Medical Considerations for Plantar Fibroma
A recent study co-authored by IPFH Scientific Advisory Board Member Rock Positano, DPM, MSc, MPH showed that among patients presenting with plantar heel pain, plantar fasciitis was diagnosed in 73%, and plantar fibromas were found in 51%. Additionally, concurrent plantar fibroma and plantar fascial thickening was found in 36%. Of the feet that were negative for plantar fasciitis on ultrasound, 57% revealed the presence of plantar fibroma. The study showed that diagnostic ultrasound is an effective and safe method for diagnosing various types of heel pain. Some heel conditions, plantar fibromas among them, cannot be determined by clinical examination alone, and, therefore, ultrasound evaluation is desirable for confirmations of diagnoses.
Since a plantar fibroma is benign, it is not cause for alarm; but always talk to your doctor if you have soreness, pain, redness, swelling or other indications of problems in any area of the foot that persist for more than a few days.
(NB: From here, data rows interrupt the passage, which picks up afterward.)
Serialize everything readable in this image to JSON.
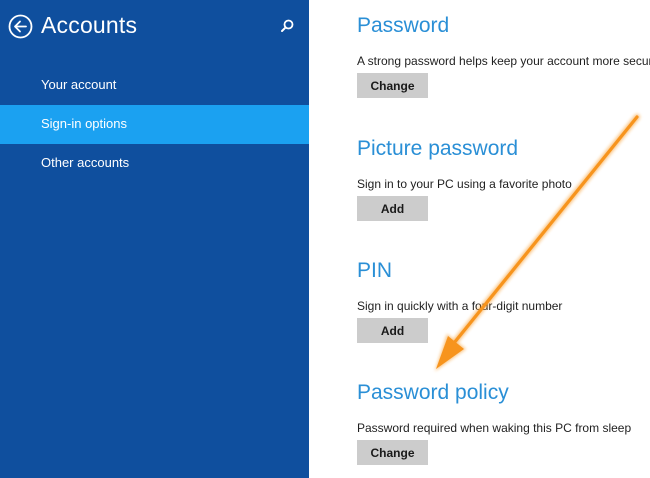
{
  "sidebar": {
    "title": "Accounts",
    "items": [
      {
        "label": "Your account",
        "active": false
      },
      {
        "label": "Sign-in options",
        "active": true
      },
      {
        "label": "Other accounts",
        "active": false
      }
    ]
  },
  "sections": [
    {
      "title": "Password",
      "description": "A strong password helps keep your account more secure",
      "button": "Change"
    },
    {
      "title": "Picture password",
      "description": "Sign in to your PC using a favorite photo",
      "button": "Add"
    },
    {
      "title": "PIN",
      "description": "Sign in quickly with a four-digit number",
      "button": "Add"
    },
    {
      "title": "Password policy",
      "description": "Password required when waking this PC from sleep",
      "button": "Change"
    }
  ],
  "colors": {
    "sidebar_bg": "#0f4f9e",
    "active_item": "#1ba1f1",
    "heading_blue": "#2a8fd6",
    "button_gray": "#cccccc",
    "arrow_orange": "#f7941d"
  }
}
It is also important to be aware of potential complications of surgery, described in the previous section, if you choose to have a painful fibroma removed.
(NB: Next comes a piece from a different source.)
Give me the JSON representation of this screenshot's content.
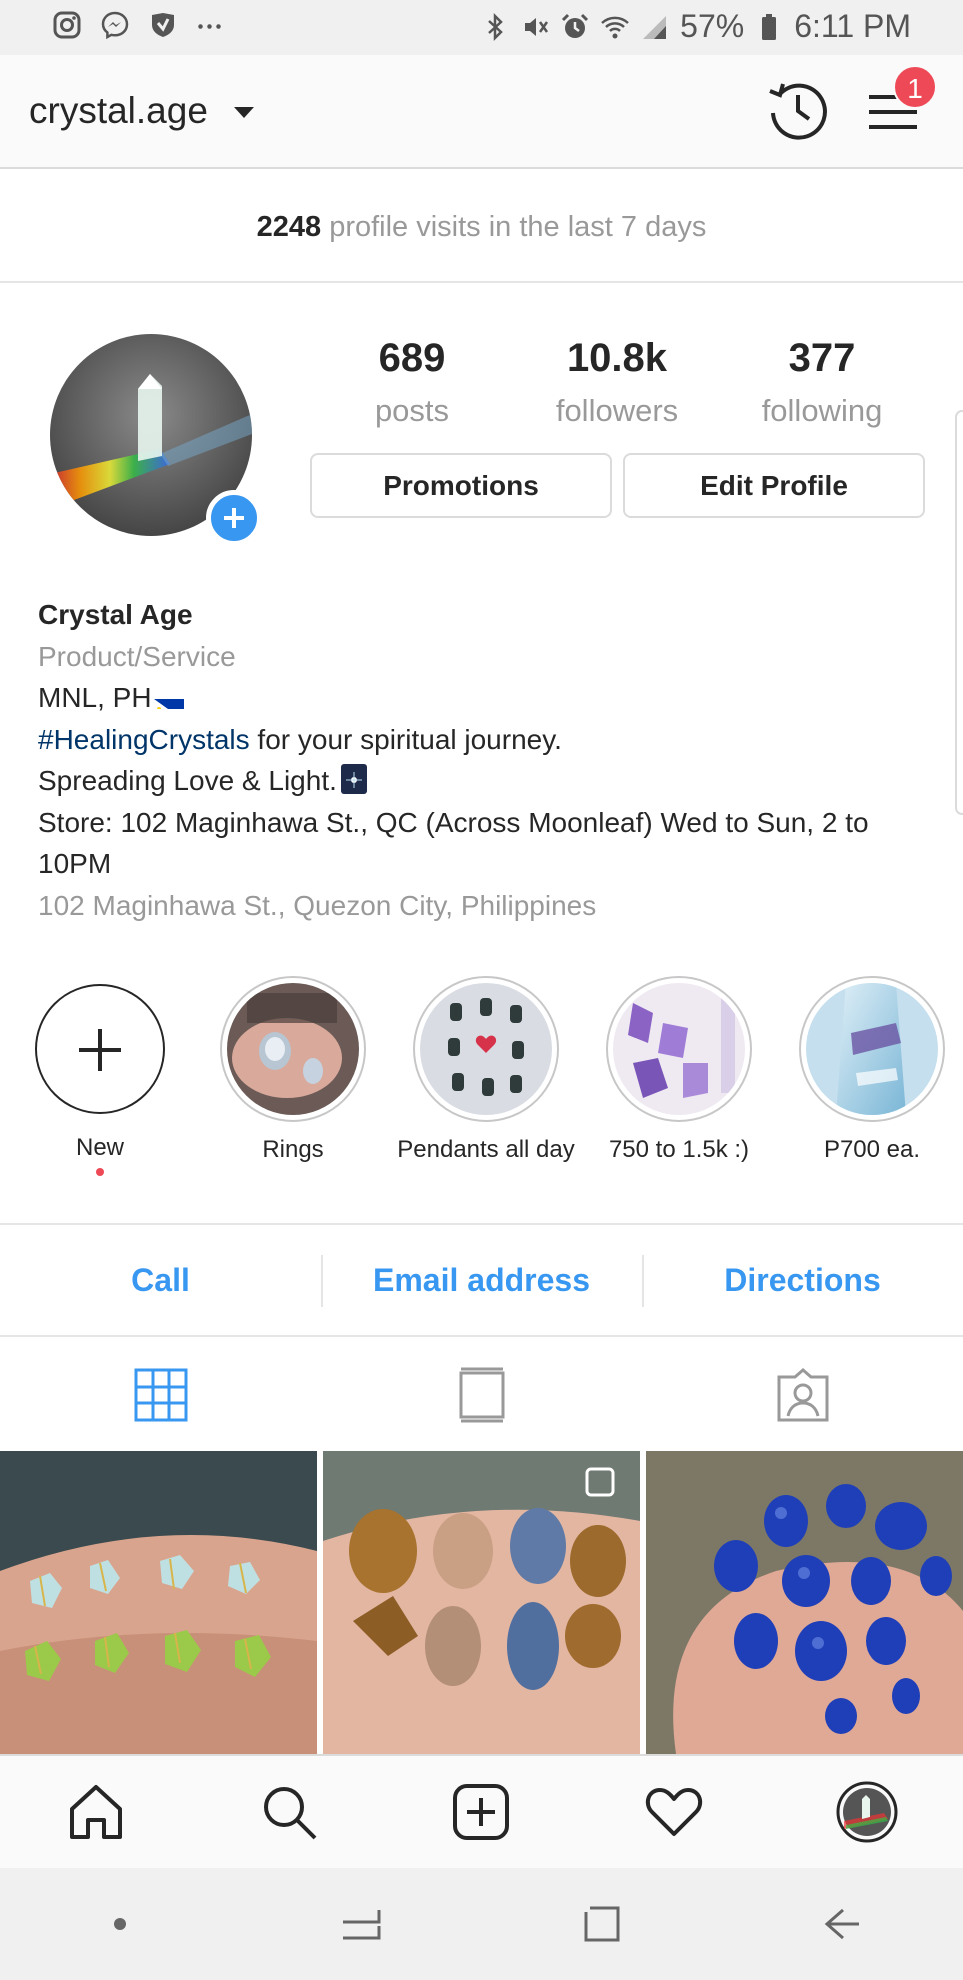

Reviewed by: Robert P. Thompson, C.Ped, IPFH Scientific Advisory Board
Last updated: June 9, 2016